Informed Survival in Stat 678: Survival Analysis, CTL Mini-grant Spring 2016

Instructor: Juanjuan Fan, Mathematics and Statistics

Summary: Working under the premise that student learning is improved with examples and rubrics to guide their work, Professor Juanjuan Fan posted recordings on Blackboard of her in-class software demonstrations and lectures for students to review before undertaking their final project of data analysis and report writing in her graduate level Stat 678 Survival Analysis course. In addition to the recordings, she posted exemplary published papers before taking students to work on specific aspects of their projects in the computer lab. Comparing her students’ performance in this course to a previous course using the same rubric showed improved scores in their data analysis, suggesting that students directly benefitted from this new access to exemplars and recordings.

Final report

What I Did

To train students in the use of statistical software R, data analysis, and report writing, I recorded software demonstrations and posted them on the Blackboard course site. Even though I have always done software demonstration in class, students often have difficulties mastering the coding skills involved by watching me do it just once in class. With the recordings available throughout the semester, students could review them after class and watch them again if they needed a refresher when working on the final project. I also made available the recordings I have on lectures from a previous offering of the class

I assigned students a final project of data analysis and report writing. The project was both group and individual: the students were asked to form groups of two or three and find a data set meeting certain requirements. After the data set was approved, each group of students worked on their unique data set and gave a group presentation in class. However, each student had to write up a report on their own. This way, students got to learn from one another, and also had the chance to improve on their oral and written communication skills.

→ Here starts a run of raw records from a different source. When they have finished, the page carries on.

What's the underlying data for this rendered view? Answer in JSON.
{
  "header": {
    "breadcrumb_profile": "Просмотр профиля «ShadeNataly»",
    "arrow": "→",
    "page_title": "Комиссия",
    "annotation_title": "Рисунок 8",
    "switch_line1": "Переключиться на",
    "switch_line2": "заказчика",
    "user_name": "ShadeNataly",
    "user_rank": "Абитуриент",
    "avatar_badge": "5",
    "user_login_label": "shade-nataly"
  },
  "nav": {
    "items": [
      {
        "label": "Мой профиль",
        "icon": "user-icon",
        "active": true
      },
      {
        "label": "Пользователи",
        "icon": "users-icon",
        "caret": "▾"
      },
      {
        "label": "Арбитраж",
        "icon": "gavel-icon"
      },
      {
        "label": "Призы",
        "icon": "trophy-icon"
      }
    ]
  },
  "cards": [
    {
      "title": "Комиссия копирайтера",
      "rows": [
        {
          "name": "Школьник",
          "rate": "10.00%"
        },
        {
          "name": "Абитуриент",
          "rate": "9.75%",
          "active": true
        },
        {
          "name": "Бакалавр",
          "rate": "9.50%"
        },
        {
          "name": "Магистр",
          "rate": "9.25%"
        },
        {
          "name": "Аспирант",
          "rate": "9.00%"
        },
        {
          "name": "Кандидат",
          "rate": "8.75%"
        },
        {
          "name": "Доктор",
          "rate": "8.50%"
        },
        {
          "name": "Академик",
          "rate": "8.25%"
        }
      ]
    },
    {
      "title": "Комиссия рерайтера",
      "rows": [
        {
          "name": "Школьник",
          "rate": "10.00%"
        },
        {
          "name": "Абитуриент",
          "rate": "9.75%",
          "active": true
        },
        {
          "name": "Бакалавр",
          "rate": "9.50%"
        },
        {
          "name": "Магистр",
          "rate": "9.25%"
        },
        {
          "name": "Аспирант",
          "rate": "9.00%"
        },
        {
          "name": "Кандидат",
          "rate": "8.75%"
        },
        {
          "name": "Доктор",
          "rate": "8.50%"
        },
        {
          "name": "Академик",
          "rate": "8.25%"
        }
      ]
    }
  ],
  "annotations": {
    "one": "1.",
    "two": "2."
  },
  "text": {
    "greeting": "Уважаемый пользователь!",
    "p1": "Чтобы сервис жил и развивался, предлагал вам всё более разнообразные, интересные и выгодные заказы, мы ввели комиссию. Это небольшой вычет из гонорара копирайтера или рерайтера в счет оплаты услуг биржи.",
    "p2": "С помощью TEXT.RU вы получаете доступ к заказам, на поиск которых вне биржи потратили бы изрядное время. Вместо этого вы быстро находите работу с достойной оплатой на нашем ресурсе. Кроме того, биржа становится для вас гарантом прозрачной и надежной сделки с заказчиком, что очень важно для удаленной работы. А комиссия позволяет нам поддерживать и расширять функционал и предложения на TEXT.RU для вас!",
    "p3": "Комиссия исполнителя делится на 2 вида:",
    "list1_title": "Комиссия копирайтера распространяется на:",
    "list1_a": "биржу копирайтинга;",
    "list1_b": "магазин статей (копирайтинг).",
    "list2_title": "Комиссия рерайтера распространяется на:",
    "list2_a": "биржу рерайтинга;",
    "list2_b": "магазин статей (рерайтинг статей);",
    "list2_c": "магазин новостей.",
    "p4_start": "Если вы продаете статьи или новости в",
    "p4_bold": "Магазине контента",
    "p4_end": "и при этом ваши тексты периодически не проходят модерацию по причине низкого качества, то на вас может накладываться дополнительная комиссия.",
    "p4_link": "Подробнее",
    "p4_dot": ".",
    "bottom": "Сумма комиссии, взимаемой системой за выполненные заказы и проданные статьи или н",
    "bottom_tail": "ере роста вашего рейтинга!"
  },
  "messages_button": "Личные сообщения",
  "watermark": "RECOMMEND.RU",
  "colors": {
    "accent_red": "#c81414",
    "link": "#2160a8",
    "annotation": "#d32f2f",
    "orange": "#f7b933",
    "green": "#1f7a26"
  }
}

I brought students to the computer lab to work on specific aspects of their project: exploratory data analysis using tables and figures; presenting model building results in tables; model building and diagnostics using residual analysis. Each time before the lab, I would post published papers with specific elements that I thought were nicely done so that students could follow the examples for their project.

How It Went

I compared the results of students’ data analysis from this class to those of Stat 680B, Biostatistical Methods, in Spring 2015. In Stat 680B, the method used was logistic regression. In Stat 678, the method used was Cox proportional hazards regression. Both deal with multiple regression problems with different types of outcome variables (binary in logistic regression vs. censored survival time in Cox regression). The student reports from both classes were graded using the same rubrics. In general, Stat 678 students did better than Stat 680B students, resulting from increased emphasis on data analysis and report writing due to the mini-grant. I chose not to perform any statistical inference due to small sample sizes (23 students from Stat 678 and 36 students from Stat 680B) as well as the obvious confounding variables of time and cohort (the reports were graded at different times).

A comparison in written exam performance between this offering of Stat 678 versus a previous offering (Spring 2012) was also made. The spring 2012 Stat 678 offering was the most similar to the Spring 2016 offering in that both classes had final projects in lieu of final exams and the two midterms in the two classes were given at about the same time, with the first midterm given mid-semester and the second midterm given towards the end of the semester. The results are mixed. In the first midterm, the average score was 78.4% for the Spring 2012 offering and 83.3% for the Spring 2016 offering. In the second midterm, the average score was 88.2% for the Spring 2012 offering and 85.5% for the Spring 2016 offering. Neither comparison reached statistical significance at the 0.05 significance level. In a sense, a no-difference comparison between the two Stat 678 offerings is a positive for this project given that a few classes were taken away from the standard lectures and spent in the lab doing data analysis. The exams in the two offerings were at similar difficulty levels. Therefore, with better student performance in their final data analysis report and no difference in written exams focused on student understanding of underlying statistical theory and principals, I consider the innovations introduced in this project a success.

What I Learned

Students learn when they have clear good examples to model from and know how they are graded (rubrics). In the future, I may have students hand in a portion of their report, for example, the portion on exploratory data analysis, and have them peer grade and give each other feedback. Good data analysis practices can be taught!